  50. ter Braak C.J.F. 1995. Ordination. In: Jongman R.H.G., ter Braak C.J.F. and Van Tongeren O.F.R. (eds), Data analysis in community and landscape ecology. Cambridge University, Cambridge, UK, pp. 91–173.Google Scholar
  51. ter Braak C.J.F. and Šmilauer P. 1998. CANOCO reference manual and user’s guide to Canoco for windows: software for canonical community ordination (version 4). Microcomputer Power, Ithaca, New York, New York, USA.Google Scholar
  52. Wiens J.A. 1997. Metapopulation dynamics and landscape ecology. In: Hanski I. A. and Gilpin M.E. (eds), Metapopulation biology: ecology, genetics, and evolution. Academic, New York, New York, USA, pp. 43–62.Google Scholar
  53. Wiens J.A., Schooley R.L. and Weeks R.D. Jr. 1997. Patchy landscapes and animal movements: do beetles percolate? Oikos 78: 257–264.Google Scholar
  54. Wilbur H.M. 1987. Regulation of structure in complex systems: experimental temporary pond communities. Ecology 68: 1437–1452.Google Scholar
  55. With K.A. 1994. Ontogenetic shifts in how grasshoppers interact with landscape structure: an analysis of movement patterns. Functional Ecology 8: 477–485.Google Scholar
  56. With K.A. and Crist T.O. 1995. Critical thresholds in species’ responses to landscape structure. Ecology 76: 2446–2459.Google Scholar

Copyright information

© Kluwer Academic Publishers 2004

Authors and Affiliations

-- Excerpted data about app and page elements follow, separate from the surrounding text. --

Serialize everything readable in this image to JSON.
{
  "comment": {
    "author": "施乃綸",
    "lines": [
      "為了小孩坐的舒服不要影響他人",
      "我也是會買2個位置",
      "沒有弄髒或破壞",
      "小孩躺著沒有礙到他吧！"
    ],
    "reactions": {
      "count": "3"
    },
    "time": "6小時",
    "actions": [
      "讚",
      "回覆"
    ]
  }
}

  • Matthew J. Gray
    • 1
    Email author
  • Loren M. Smith
    • 1
  • Raquel I. Leyva
    • 2
  1. 1.Wildlife and Fisheries Management InstituteTexas Tech UniversityLubbockUSA
  2. 2.The Nature ConservancySan AntonioUSA

Personalised recommendations